(ENTRIES SUPPLIED)
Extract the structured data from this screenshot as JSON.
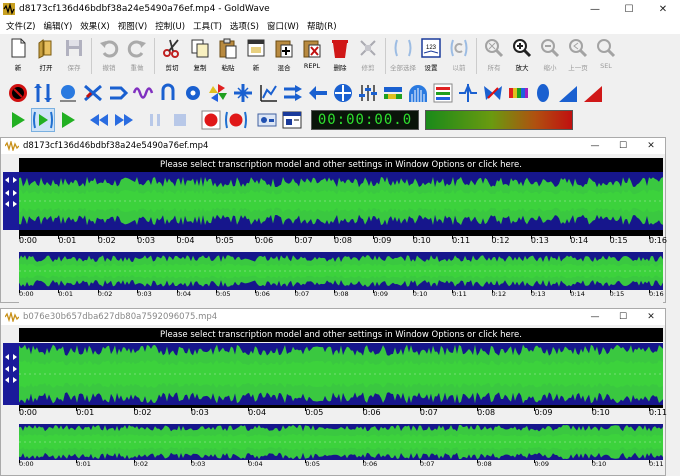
{
  "window": {
    "title": "d8173cf136d46bdbf38a24e5490a76ef.mp4 - GoldWave",
    "min": "—",
    "max": "☐",
    "close": "✕"
  },
  "menu": [
    "文件(Z)",
    "编辑(Y)",
    "效果(X)",
    "视图(V)",
    "控制(U)",
    "工具(T)",
    "选项(S)",
    "窗口(W)",
    "帮助(R)"
  ],
  "toolbar": [
    {
      "name": "new",
      "label": "新",
      "icon": "new-file-icon",
      "enabled": true
    },
    {
      "name": "open",
      "label": "打开",
      "icon": "open-folder-icon",
      "enabled": true
    },
    {
      "name": "save",
      "label": "保存",
      "icon": "save-icon",
      "enabled": false
    },
    {
      "name": "undo",
      "label": "撤销",
      "icon": "undo-icon",
      "enabled": false
    },
    {
      "name": "redo",
      "label": "重做",
      "icon": "redo-icon",
      "enabled": false
    },
    {
      "name": "cut",
      "label": "剪切",
      "icon": "scissors-icon",
      "enabled": true
    },
    {
      "name": "copy",
      "label": "复制",
      "icon": "copy-icon",
      "enabled": true
    },
    {
      "name": "paste",
      "label": "粘贴",
      "icon": "paste-icon",
      "enabled": true
    },
    {
      "name": "paste-new",
      "label": "新",
      "icon": "paste-new-icon",
      "enabled": true
    },
    {
      "name": "mix",
      "label": "混合",
      "icon": "mix-icon",
      "enabled": true
    },
    {
      "name": "replace",
      "label": "REPL",
      "icon": "replace-icon",
      "enabled": true
    },
    {
      "name": "delete",
      "label": "删除",
      "icon": "trash-icon",
      "enabled": true
    },
    {
      "name": "trim",
      "label": "修剪",
      "icon": "trim-icon",
      "enabled": false
    },
    {
      "name": "select-all",
      "label": "全部选择",
      "icon": "select-all-icon",
      "enabled": false
    },
    {
      "name": "set",
      "label": "设置",
      "icon": "set-marker-icon",
      "enabled": true
    },
    {
      "name": "previous",
      "label": "以前",
      "icon": "previous-icon",
      "enabled": false
    },
    {
      "name": "zoom-all",
      "label": "所有",
      "icon": "zoom-all-icon",
      "enabled": false
    },
    {
      "name": "zoom-in",
      "label": "放大",
      "icon": "zoom-in-icon",
      "enabled": true
    },
    {
      "name": "zoom-out",
      "label": "缩小",
      "icon": "zoom-out-icon",
      "enabled": false
    },
    {
      "name": "prev-page",
      "label": "上一页",
      "icon": "prev-page-icon",
      "enabled": false
    },
    {
      "name": "zoom-sel",
      "label": "SEL",
      "icon": "zoom-selection-icon",
      "enabled": false
    }
  ],
  "effects_bar": [
    "stop-sign-icon",
    "resample-icon",
    "ball-icon",
    "swap-channels-icon",
    "filter-icon",
    "wave-icon",
    "loop-icon",
    "gear-icon",
    "pinwheel-icon",
    "expand-icon",
    "equalizer-icon",
    "arrows-right-icon",
    "arrow-left-icon",
    "crosshair-icon",
    "mixer-icon",
    "volume-icon",
    "spectrum-icon",
    "chart-icon",
    "spike-icon",
    "butterfly-icon",
    "color-bar-icon",
    "speaker-icon",
    "volume-shape-icon",
    "volume-up-icon"
  ],
  "transport": {
    "time": "00:00:00.0"
  },
  "documents": [
    {
      "title": "d8173cf136d46bdbf38a24e5490a76ef.mp4",
      "active": true,
      "banner": "Please select transcription model and other settings in Window Options or click here.",
      "ruler": [
        "0:00",
        "0:01",
        "0:02",
        "0:03",
        "0:04",
        "0:05",
        "0:06",
        "0:07",
        "0:08",
        "0:09",
        "0:10",
        "0:11",
        "0:12",
        "0:13",
        "0:14",
        "0:15",
        "0:16"
      ],
      "overview_ruler": [
        "0:00",
        "0:01",
        "0:02",
        "0:03",
        "0:04",
        "0:05",
        "0:06",
        "0:07",
        "0:08",
        "0:09",
        "0:10",
        "0:11",
        "0:12",
        "0:13",
        "0:14",
        "0:15",
        "0:16"
      ]
    },
    {
      "title": "b076e30b657dba627db80a7592096075.mp4",
      "active": false,
      "banner": "Please select transcription model and other settings in Window Options or click here.",
      "ruler": [
        "0:00",
        "0:01",
        "0:02",
        "0:03",
        "0:04",
        "0:05",
        "0:06",
        "0:07",
        "0:08",
        "0:09",
        "0:10",
        "0:11"
      ],
      "overview_ruler": [
        "0:00",
        "0:01",
        "0:02",
        "0:03",
        "0:04",
        "0:05",
        "0:06",
        "0:07",
        "0:08",
        "0:09",
        "0:10",
        "0:11"
      ]
    }
  ],
  "colors": {
    "wave_green": "#3cd23c",
    "wave_blue": "#16168c",
    "background": "#000000",
    "clock_green": "#2fe02f"
  }
}
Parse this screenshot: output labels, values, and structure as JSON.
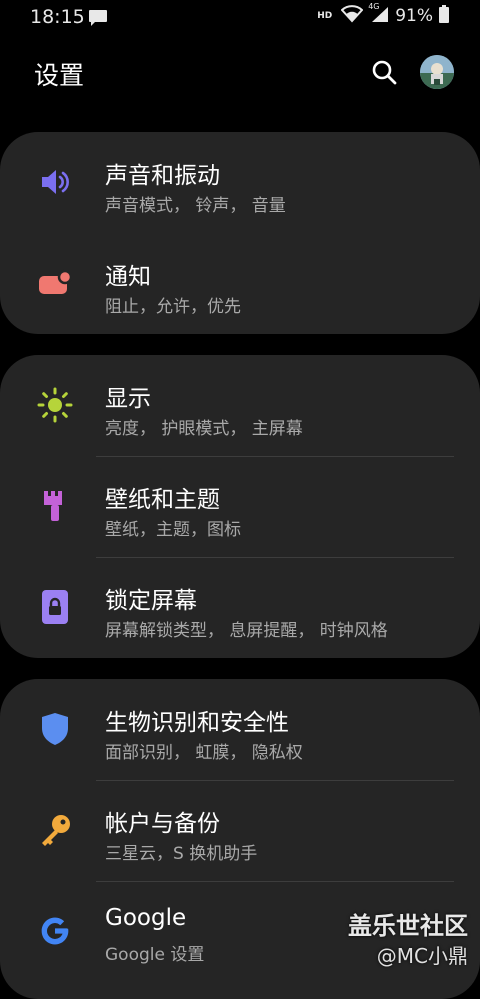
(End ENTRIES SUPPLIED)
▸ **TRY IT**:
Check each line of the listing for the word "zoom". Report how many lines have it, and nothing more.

▸ **ANSWER BOX**:
8